Algae is something you will find in any aquaria at some point. It can even be healthy after a tank is fully cycled. It start to be a nuisance when it appears constantly and often for two reasons. The first because of higher phosphate concentration in the water. And the second because of too much light.
The problem I encounter the most is because of some phosphate and maybe a little extra light. But is manageable with water changes and glass cleaning in the aquaria(every four days in heavy stocked fish tanks, and every ten days in fully stocked aquaria.)
But one thing that takes a lot of time in cleaning the aquarium (primary if you have several fish tanks) is algae in rocks, decorations, and driftwood.
I have seven aquaria, and cleaning them top to bottom all take up to an hour and a half(using a hose siphon and an internal water pump). If I had to clean algae in rocks decorations, and driftwood, it will increase the time thirty minutes up or more. So obviously I opt for no plastic decorations, white or clear color rocks, or driftwood in the fish tanks.
All of this is truth in all but one exception.

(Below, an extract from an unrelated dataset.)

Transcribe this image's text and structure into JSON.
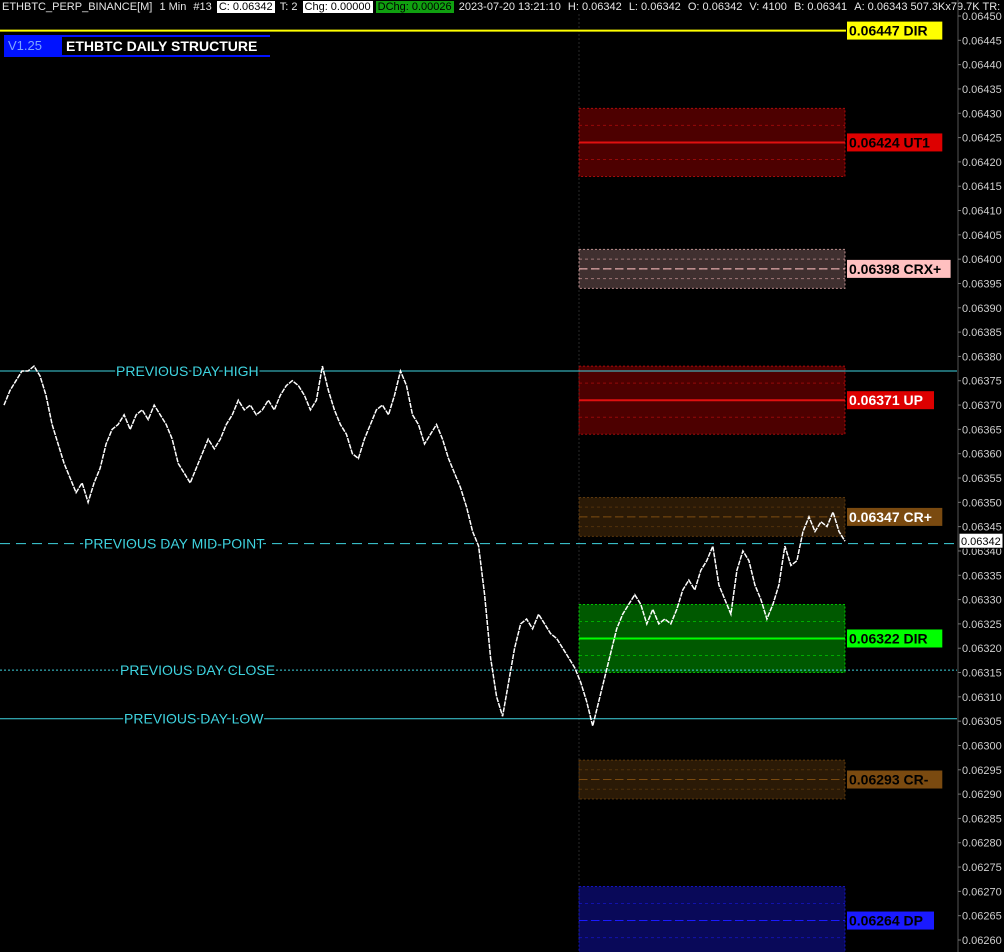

And that is unless a have a PLECOSTOMUS fish. I have one in a tank, but is not the common plecostomus, but a bristle nose.
Everywhere there is a pleco, no white honeycomb rock get slime algae around it. And driftwood does not develop hair algae neither. You may find some algae in the glass still.
There is a downside tough. That is plecostomus poop a lot, and you can see all the detritus in the substrate surface (usually if you have light sand color. Gravel is not a problem)
I have otocinclus cat fish in thirty gallon planted aquarium, but they are good at cleaning algae from plants surface, and not for decorations, rocks, etc